Low revenue generation by provinces


AT a time when the Federal Government is making hectic
efforts for increasing revenue collection and some of the
measures taken for the purpose have started bearing fruit, the performance of the provinces in this regard is dismal as pointed out by the central bank. In its annual report, the State Bank of Pakistan has criticized provinces for low revenue generation, urging them to take measures for capacity building of provincial authorities concerned.

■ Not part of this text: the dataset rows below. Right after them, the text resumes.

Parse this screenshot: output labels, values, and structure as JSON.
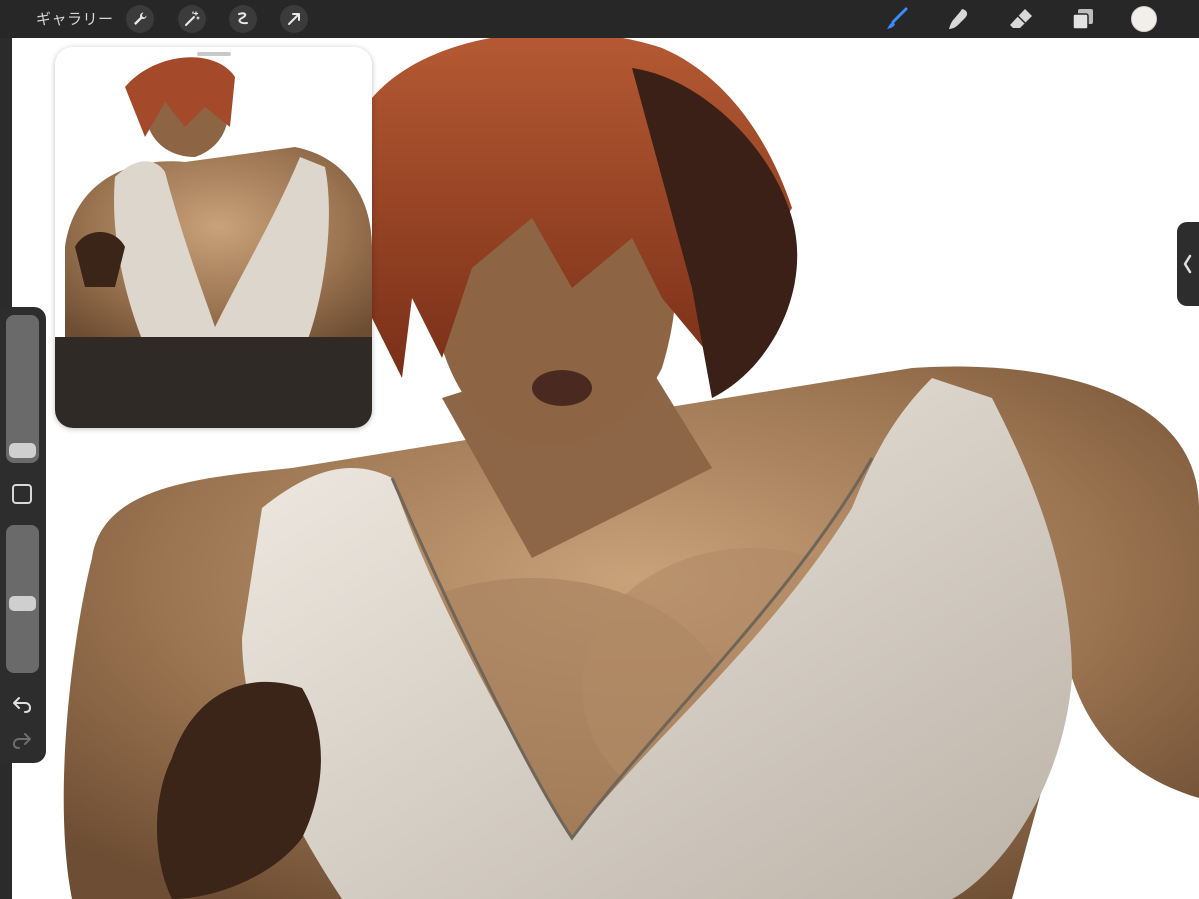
{
  "topbar": {
    "gallery_label": "ギャラリー",
    "tools_left": [
      "wrench-icon",
      "magic-wand-icon",
      "selection-icon",
      "transform-arrow-icon"
    ],
    "tools_right": [
      "brush-icon",
      "smudge-icon",
      "eraser-icon",
      "layers-icon"
    ],
    "active_tool": "brush-icon",
    "active_color": "#f2efeb",
    "accent": "#3a8bff"
  },
  "sidebar": {
    "brush_size_level": 0.05,
    "opacity_level": 0.5
  },
  "canvas": {
    "background": "#ffffff",
    "skin_color": "#8f6a47",
    "hair_color": "#a44a2a",
    "shirt_color": "#d9d2c8"
  }
}
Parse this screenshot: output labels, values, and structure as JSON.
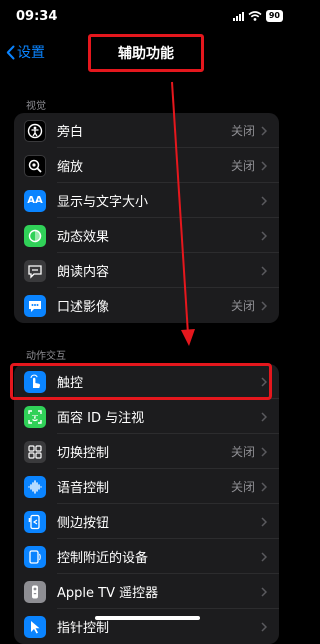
{
  "status": {
    "time": "09:34",
    "battery": "90"
  },
  "nav": {
    "back_label": "设置",
    "title": "辅助功能"
  },
  "sections": [
    {
      "header": "视觉",
      "rows": [
        {
          "label": "旁白",
          "value": "关闭",
          "icon": "voiceover-icon",
          "color": "#000000"
        },
        {
          "label": "缩放",
          "value": "关闭",
          "icon": "zoom-icon",
          "color": "#000000"
        },
        {
          "label": "显示与文字大小",
          "value": "",
          "icon": "text-size-icon",
          "color": "#0a84ff"
        },
        {
          "label": "动态效果",
          "value": "",
          "icon": "motion-icon",
          "color": "#30d158"
        },
        {
          "label": "朗读内容",
          "value": "",
          "icon": "spoken-content-icon",
          "color": "#3a3a3c"
        },
        {
          "label": "口述影像",
          "value": "关闭",
          "icon": "audio-description-icon",
          "color": "#0a84ff"
        }
      ]
    },
    {
      "header": "动作交互",
      "rows": [
        {
          "label": "触控",
          "value": "",
          "icon": "touch-icon",
          "color": "#0a84ff"
        },
        {
          "label": "面容 ID 与注视",
          "value": "",
          "icon": "face-id-icon",
          "color": "#30d158"
        },
        {
          "label": "切换控制",
          "value": "关闭",
          "icon": "switch-control-icon",
          "color": "#3a3a3c"
        },
        {
          "label": "语音控制",
          "value": "关闭",
          "icon": "voice-control-icon",
          "color": "#0a84ff"
        },
        {
          "label": "侧边按钮",
          "value": "",
          "icon": "side-button-icon",
          "color": "#0a84ff"
        },
        {
          "label": "控制附近的设备",
          "value": "",
          "icon": "nearby-devices-icon",
          "color": "#0a84ff"
        },
        {
          "label": "Apple TV 遥控器",
          "value": "",
          "icon": "tv-remote-icon",
          "color": "#8e8e93"
        },
        {
          "label": "指针控制",
          "value": "",
          "icon": "pointer-control-icon",
          "color": "#0a84ff"
        }
      ]
    }
  ],
  "colors": {
    "accent": "#0a84ff",
    "highlight": "#e5171d",
    "background": "#000000",
    "cell": "#1c1c1e"
  }
}
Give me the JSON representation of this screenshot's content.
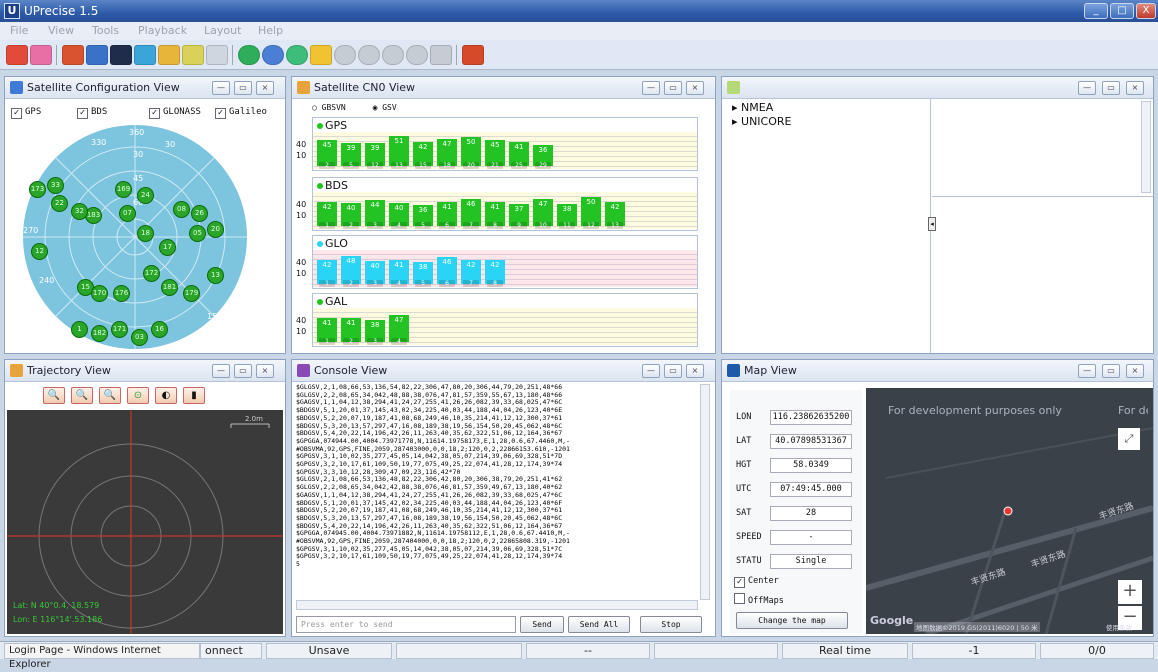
{
  "window": {
    "title": "UPrecise 1.5",
    "app_icon": "U",
    "min": "_",
    "max": "□",
    "close": "X"
  },
  "menu": [
    "File",
    "View",
    "Tools",
    "Playback",
    "Layout",
    "Help"
  ],
  "toolbar_icons": [
    "connect-icon",
    "port-icon",
    "satellite-config-icon",
    "satellite-view-icon",
    "cn0-chart-icon",
    "constellation-icon",
    "log-icon",
    "settings-icon",
    "record-icon",
    "globe-icon",
    "refresh-icon",
    "open-folder-icon",
    "play-icon",
    "pause-icon",
    "stop-icon",
    "step-icon",
    "forward-icon",
    "tools-icon"
  ],
  "satconfig": {
    "title": "Satellite Configuration View",
    "checks": [
      {
        "label": "GPS",
        "checked": true
      },
      {
        "label": "BDS",
        "checked": true
      },
      {
        "label": "GLONASS",
        "checked": true
      },
      {
        "label": "Galileo",
        "checked": true
      }
    ],
    "rings": [
      "0",
      "30",
      "45",
      "60"
    ],
    "azimuth": [
      "360",
      "30",
      "60",
      "90",
      "120",
      "150",
      "240",
      "270",
      "330"
    ],
    "sats": [
      "173",
      "33",
      "22",
      "169",
      "24",
      "07",
      "08",
      "26",
      "183",
      "32",
      "18",
      "17",
      "05",
      "20",
      "12",
      "172",
      "13",
      "181",
      "179",
      "15",
      "170",
      "176",
      "182",
      "171",
      "03",
      "16",
      "1"
    ]
  },
  "cn0": {
    "title": "Satellite CN0 View",
    "radios": [
      {
        "label": "GBSVN",
        "selected": false
      },
      {
        "label": "GSV",
        "selected": true
      }
    ],
    "axis": [
      "40",
      "10"
    ],
    "groups": [
      {
        "label": "GPS",
        "color": "#22c322",
        "ids": [
          "2",
          "5",
          "12",
          "13",
          "15",
          "18",
          "20",
          "21",
          "25",
          "29"
        ],
        "values": [
          45,
          39,
          39,
          51,
          42,
          47,
          50,
          45,
          41,
          36
        ]
      },
      {
        "label": "BDS",
        "color": "#22c322",
        "ids": [
          "1",
          "2",
          "3",
          "4",
          "5",
          "6",
          "7",
          "8",
          "9",
          "10",
          "11",
          "12",
          "13"
        ],
        "values": [
          42,
          40,
          44,
          40,
          36,
          41,
          46,
          41,
          37,
          47,
          38,
          50,
          42
        ]
      },
      {
        "label": "GLO",
        "color": "#2ad4f4",
        "ids": [
          "1",
          "2",
          "3",
          "4",
          "5",
          "6",
          "7",
          "8"
        ],
        "values": [
          42,
          48,
          40,
          41,
          38,
          46,
          42,
          42
        ]
      },
      {
        "label": "GAL",
        "color": "#22c322",
        "ids": [
          "1",
          "2",
          "3",
          "4"
        ],
        "values": [
          41,
          41,
          38,
          47
        ]
      }
    ]
  },
  "nmea": {
    "tree": [
      "NMEA",
      "UNICORE"
    ]
  },
  "trajectory": {
    "title": "Trajectory View",
    "scale": "2.0m",
    "lat": "Lat: N 40°0.4, 18.579",
    "lon": "Lon: E 116°14'.53.186"
  },
  "console": {
    "title": "Console View",
    "lines": [
      "$GLGSV,2,1,08,66,53,136,54,82,22,306,47,80,20,306,44,79,20,251,48*66",
      "$GLGSV,2,2,08,65,34,042,48,88,38,076,47,81,57,359,55,67,13,180,48*66",
      "$GAGSV,1,1,04,12,38,294,41,24,27,255,41,26,26,082,39,33,68,025,47*6C",
      "$BDGSV,5,1,20,01,37,145,43,02,34,225,40,03,44,188,44,04,26,123,40*6E",
      "$BDGSV,5,2,20,07,19,187,41,08,68,249,46,10,35,214,41,12,12,300,37*61",
      "$BDGSV,5,3,20,13,57,297,47,16,08,189,38,19,56,154,50,20,45,062,48*6C",
      "$BDGSV,5,4,20,22,14,196,42,26,11,263,40,35,62,322,51,06,12,164,36*67",
      "$GPGGA,074944.00,4004.73971778,N,11614.19758173,E,1,28,0.6,67.4460,M,-",
      "#OBSVMA,92,GPS,FINE,2059,287403000,0,0,18,2;120,0,2,22866153.610,-1201",
      "$GPGSV,3,1,10,02,35,277,45,05,14,042,38,05,07,214,39,06,69,328,51*7D",
      "$GPGSV,3,2,10,17,61,109,50,19,77,075,49,25,22,074,41,28,12,174,39*74",
      "$GPGSV,3,3,10,12,28,309,47,09,23,116,42*70",
      "$GLGSV,2,1,08,66,53,136,48,82,22,306,42,80,20,306,38,79,20,251,41*62",
      "$GLGSV,2,2,08,65,34,042,42,88,38,076,46,81,57,359,49,67,13,180,40*62",
      "$GAGSV,1,1,04,12,38,294,41,24,27,255,41,26,26,082,39,33,68,025,47*6C",
      "$BDGSV,5,1,20,01,37,145,42,02,34,225,40,03,44,188,44,04,26,123,40*6F",
      "$BDGSV,5,2,20,07,19,187,41,08,68,249,46,10,35,214,41,12,12,300,37*61",
      "$BDGSV,5,3,20,13,57,297,47,16,08,189,38,19,56,154,50,20,45,062,48*6C",
      "$BDGSV,5,4,20,22,14,196,42,26,11,263,40,35,62,322,51,06,12,164,36*67",
      "$GPGGA,074945.00,4004.73971882,N,11614.19758112,E,1,28,0.6,67.4410,M,-",
      "#OBSVMA,92,GPS,FINE,2059,287404000,0,0,18,2;120,0,2,22865808.319,-1201",
      "$GPGSV,3,1,10,02,35,277,45,05,14,042,38,05,07,214,39,06,69,328,51*7C",
      "$GPGSV,3,2,10,17,61,109,50,19,77,075,49,25,22,074,41,28,12,174,39*74",
      "5"
    ],
    "input_placeholder": "Press enter to send",
    "send": "Send",
    "send_all": "Send All",
    "stop": "Stop"
  },
  "map": {
    "title": "Map View",
    "fields": [
      {
        "label": "LON",
        "value": "116.23862635200"
      },
      {
        "label": "LAT",
        "value": "40.07898531367"
      },
      {
        "label": "HGT",
        "value": "58.0349"
      },
      {
        "label": "UTC",
        "value": "07:49:45.000"
      },
      {
        "label": "SAT",
        "value": "28"
      },
      {
        "label": "SPEED",
        "value": "-"
      },
      {
        "label": "STATU",
        "value": "Single"
      }
    ],
    "center": {
      "label": "Center",
      "checked": true
    },
    "offmaps": {
      "label": "OffMaps",
      "checked": false
    },
    "change_btn": "Change the map",
    "watermark": "For development purposes only",
    "watermark2": "For development purposes only",
    "zoom_in": "+",
    "zoom_out": "−",
    "road1": "丰贤东路",
    "road2": "丰贤东路",
    "road3": "丰贤东路",
    "google": "Google",
    "attribution": "地图数据©2019 GS(2011)6020 | 50 米",
    "terms": "使用条款",
    "marker_color": "#e53935"
  },
  "status": {
    "ie_title": "Login Page - Windows Internet Explorer",
    "connect": "onnect",
    "unsave": "Unsave",
    "dash": "--",
    "realtime": "Real time",
    "minus1": "-1",
    "ratio": "0/0"
  }
}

It is really dismaying that total provincial revenues grew two per cent in FY-2019 compared with 21% in the previous year. It has been observed that while the slowdown in the provinces own revenue collection in FY-2019 could be linked to overall weak growth momentum due to a variety of reasons, the performance of provincial governments in general has not been impressive since the introduction of the 18th Amendment. The Amendment has empowered the federating units to take measures for fiscal improvement but practically they are mainly relying on their share in the federal divisible pool and have not been able to mobilize their own resources. There is much room for enhancing revenue collection if, apart from capacity building of the tax machinery, transparency in tax collection is ensured and the element of corruption is eliminated. The provinces are mostly depending on very old bases like property taxes, stamp duties, motor vehicle levies, agriculture income tax, duties on utilities, professional tax, capital value tax and entertainment duty. The 18th Amendment added the services sector but the provinces have so far not succeeded in exploiting this avenue effectively. As for property taxes, stamp duties, motor vehicle levies and CVT are concerned, their rates have significantly been increased by this has not resulted in the desired increase in revenue collection due to corruption and leakages. It is generally believed that collectively revenue officials take more money home every evening than what goes to the provincial kitty. Measures towards automation have been introduced in some cases but these have not materialized into tangible benefits neither for the government nor for citizens because of the corrupt system. There is also much scope for increasing revenue if agricultural income tax is levied in a systematic and meaningful way.